The IDDP Court is operated by a dedicated team that includes a magistrate, Senior Community Corrections Officer, duty lawyer and police prosecutor.

Family Violence Court Lists

Family Violence Court Lists are located in the Perth metropolitan area and focuses on the safety of victims and seeks to address the causal factors of an offender’s violent behaviour.

Family Violence Courts aim to break the cycle of family violence by providing the option of programs to address the offender's violent behaviour before sentencing.

The courts can produce better outcomes for victims of family violence and help reduce the damaging inter-generational and societal effects that family violence causes.

Participating in the Family Violence Court

Offenders are only eligible for the Family Violence Court case management program if they admit to their actions by pleading guilty, which demonstrates a willingness to address their behaviour.

Following a guilty plea, the dedicated Community Corrections Officer conducts further assessment to identify the offender’s level of willingness to address their behaviour and the level of risk that they pose to the victim and community.

This is carried out in a more thorough process of interviewing, harm assessment, case needs assessment and spousal assault risk assessment. Once this is completed, referrals to specialised intervention programs are then carried out.

The success or otherwise of offenders engaged in programs designed to address their behaviour is taken into account by the judiciary when they are sentenced at the completion of the court based regime.

Offenders may enter the Family Violence Court program by either being bailed directly to appear in the dedicated court by police or by being referred to the court upon pleading guilty in the Magistrates Court.

The court process operates on a collaborative case management model involving the Department of Justice, Western Australia Police and Department of Communities (Child Protection and Family Services). 

Geraldton family and domestic violence project

The Department of Justice is working in partnership with the Geraldton Aboriginal community to reduce the incidence of family and domestic violence in the region.

The Barndimalgu court was set up in August 2007 specifically for Aboriginal people in Geraldton to help them break the pattern of domestic and family violence.

When an Aboriginal person is arrested on a domestic violence charge they are sent to the Barndimalgu court. People who plead guilty have an opportunity to do a 20-week program to address their violent behaviour before the final sentence is delivered.

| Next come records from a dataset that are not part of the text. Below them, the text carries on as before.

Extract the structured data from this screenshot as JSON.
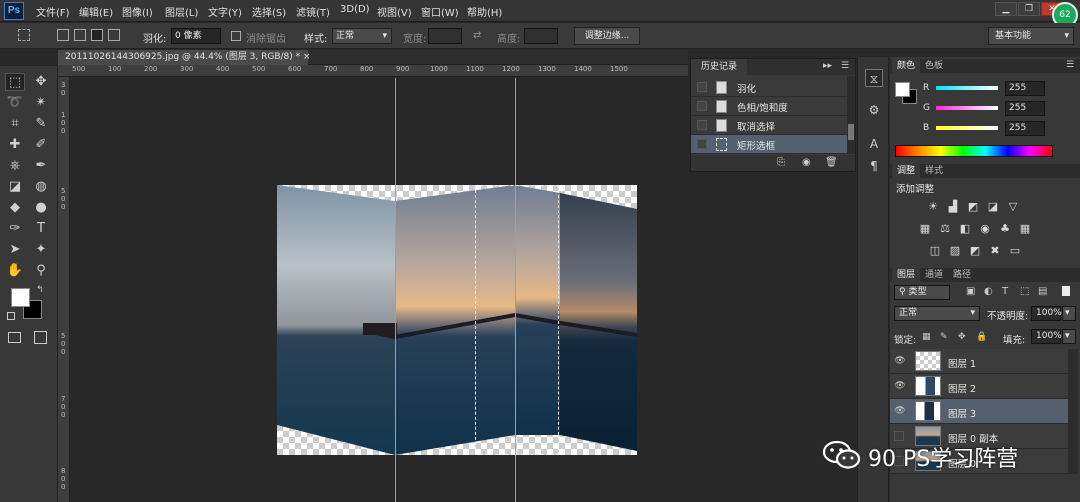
{
  "app": {
    "logo": "Ps",
    "badge": "62"
  },
  "menu": [
    "文件(F)",
    "编辑(E)",
    "图像(I)",
    "图层(L)",
    "文字(Y)",
    "选择(S)",
    "滤镜(T)",
    "3D(D)",
    "视图(V)",
    "窗口(W)",
    "帮助(H)"
  ],
  "window_controls": {
    "minimize": "▁",
    "restore": "❐",
    "close": "✕"
  },
  "options": {
    "feather_label": "羽化:",
    "feather_value": "0 像素",
    "antialias_label": "消除锯齿",
    "style_label": "样式:",
    "style_value": "正常",
    "width_label": "宽度:",
    "height_label": "高度:",
    "refine_edge": "调整边缘...",
    "workspace": "基本功能"
  },
  "document_tab": "20111026144306925.jpg @ 44.4% (图层 3, RGB/8) * ×",
  "ruler_h": [
    "500",
    "100",
    "200",
    "300",
    "400",
    "500",
    "600",
    "700",
    "800",
    "900",
    "1000",
    "1100",
    "1200",
    "1300",
    "1400",
    "1500"
  ],
  "ruler_v": [
    "3",
    "0",
    "1",
    "0",
    "0",
    "5",
    "0",
    "0",
    "5",
    "0",
    "0",
    "7",
    "0",
    "0",
    "8",
    "0",
    "0"
  ],
  "history": {
    "tab": "历史记录",
    "items": [
      {
        "label": "羽化",
        "selected": false
      },
      {
        "label": "色相/饱和度",
        "selected": false
      },
      {
        "label": "取消选择",
        "selected": false
      },
      {
        "label": "矩形选框",
        "selected": true
      }
    ]
  },
  "color_panel": {
    "tabs": [
      "颜色",
      "色板"
    ],
    "channels": [
      {
        "label": "R",
        "value": "255",
        "color": "#00e5ff"
      },
      {
        "label": "G",
        "value": "255",
        "color": "#ff2bd6"
      },
      {
        "label": "B",
        "value": "255",
        "color": "#ffff33"
      }
    ]
  },
  "adjustments_panel": {
    "tabs": [
      "调整",
      "样式"
    ],
    "title": "添加调整"
  },
  "layers_panel": {
    "tabs": [
      "图层",
      "通道",
      "路径"
    ],
    "filter_label": "类型",
    "blend_mode": "正常",
    "opacity_label": "不透明度:",
    "opacity_value": "100%",
    "lock_label": "锁定:",
    "fill_label": "填充:",
    "fill_value": "100%",
    "layers": [
      {
        "name": "图层 1",
        "visible": true,
        "selected": false
      },
      {
        "name": "图层 2",
        "visible": true,
        "selected": false
      },
      {
        "name": "图层 3",
        "visible": true,
        "selected": true
      },
      {
        "name": "图层 0 副本",
        "visible": false,
        "selected": false
      },
      {
        "name": "图层 0",
        "visible": false,
        "selected": false
      }
    ]
  },
  "watermark": "90 PS学习阵营"
}
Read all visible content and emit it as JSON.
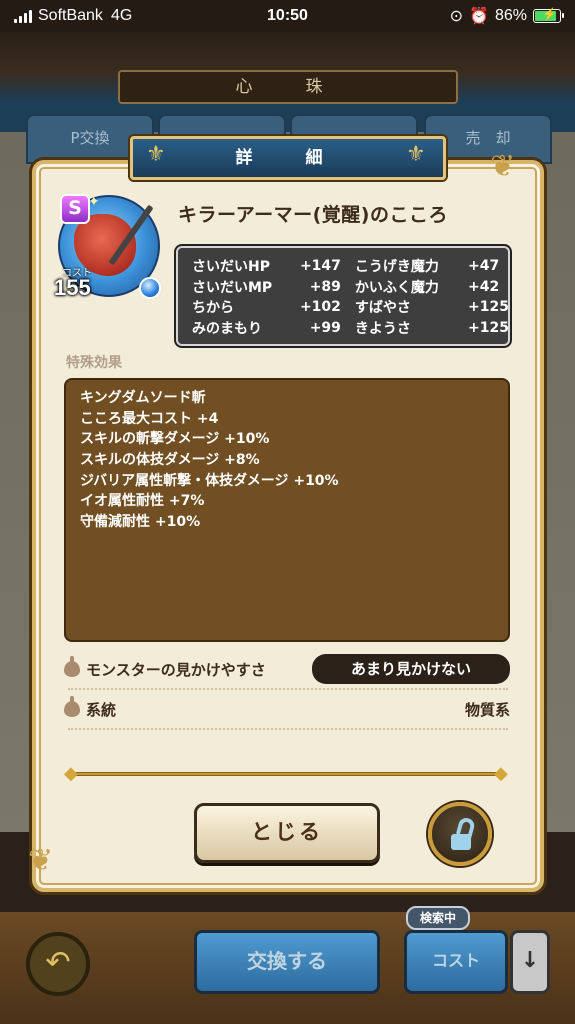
{
  "status_bar": {
    "carrier": "SoftBank",
    "network": "4G",
    "time": "10:50",
    "battery": "86%",
    "battery_level": 0.86
  },
  "background": {
    "title": "心　珠",
    "tabs": [
      "P交換",
      "",
      "",
      "売　却"
    ],
    "exchange_button": "交換する",
    "cost_button": "コスト",
    "search_tag": "検索中",
    "back_icon": "return-arrow-icon",
    "sort_icon": "down-arrow-icon"
  },
  "modal": {
    "title": "詳　細",
    "item": {
      "name": "キラーアーマー(覚醒)のこころ",
      "rank": "S",
      "cost_label": "コスト",
      "cost": "155",
      "element_color": "#2a7fe0"
    },
    "stats": [
      {
        "name": "さいだいHP",
        "value": "+147",
        "name2": "こうげき魔力",
        "value2": "+47"
      },
      {
        "name": "さいだいMP",
        "value": "+89",
        "name2": "かいふく魔力",
        "value2": "+42"
      },
      {
        "name": "ちから",
        "value": "+102",
        "name2": "すばやさ",
        "value2": "+125"
      },
      {
        "name": "みのまもり",
        "value": "+99",
        "name2": "きようさ",
        "value2": "+125"
      }
    ],
    "special_label": "特殊効果",
    "effects": [
      "キングダムソード斬",
      "こころ最大コスト +4",
      "スキルの斬撃ダメージ +10%",
      "スキルの体技ダメージ +8%",
      "ジバリア属性斬撃・体技ダメージ +10%",
      "イオ属性耐性 +7%",
      "守備減耐性 +10%"
    ],
    "visibility_label": "モンスターの見かけやすさ",
    "visibility_value": "あまり見かけない",
    "family_label": "系統",
    "family_value": "物質系",
    "close_button": "とじる",
    "lock_icon": "unlocked-padlock-icon"
  },
  "colors": {
    "header_blue": "#1b3c58",
    "frame_gold": "#d7b66a",
    "effect_box": "#714f22",
    "stat_box": "#3e3e3e"
  }
}
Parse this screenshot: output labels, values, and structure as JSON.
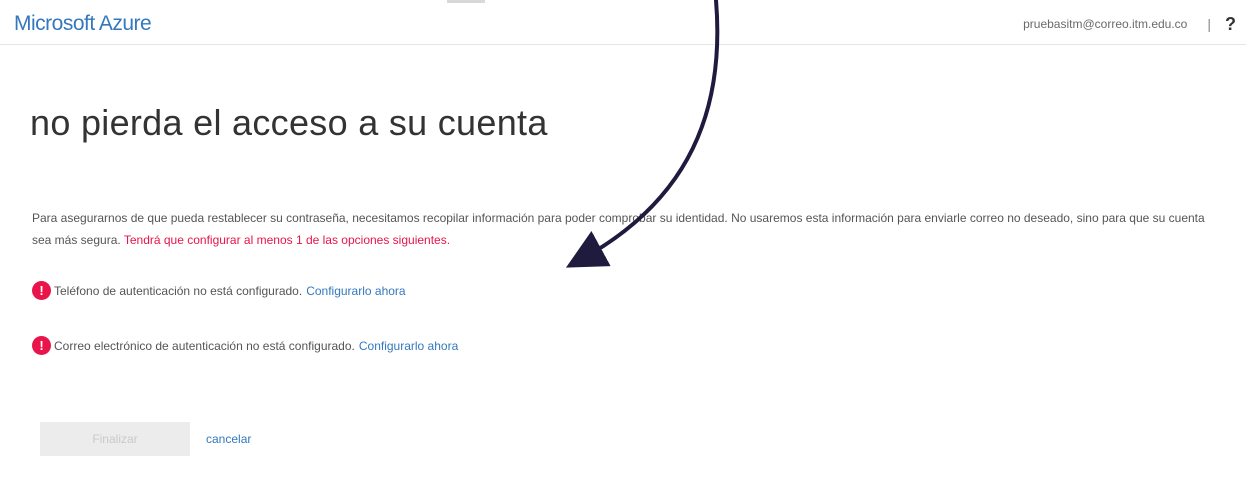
{
  "header": {
    "brand": "Microsoft Azure",
    "user_email": "pruebasitm@correo.itm.edu.co",
    "divider": "|",
    "help_icon": "?"
  },
  "main": {
    "title": "no pierda el acceso a su cuenta",
    "description": "Para asegurarnos de que pueda restablecer su contraseña, necesitamos recopilar información para poder comprobar su identidad. No usaremos esta información para enviarle correo no deseado, sino para que su cuenta sea más segura.",
    "description_required": "Tendrá que configurar al menos 1 de las opciones siguientes.",
    "items": [
      {
        "icon": "!",
        "text": "Teléfono de autenticación no está configurado.",
        "link": "Configurarlo ahora"
      },
      {
        "icon": "!",
        "text": "Correo electrónico de autenticación no está configurado.",
        "link": "Configurarlo ahora"
      }
    ],
    "finish_label": "Finalizar",
    "cancel_label": "cancelar"
  },
  "colors": {
    "brand": "#3478be",
    "link": "#3478be",
    "warning": "#e8144a",
    "arrow": "#1e1b3e"
  }
}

If the person successfully completes the program, they may not have to go to prison and may be given a community sentence instead. This helps the families and the community.

The project is supported by the Geraldton Aboriginal Justice Agreement (AJA) local justice forum, which provides a link between the Geraldton Aboriginal community and the Department of Justice.

Page last updated: 16-Mar-2021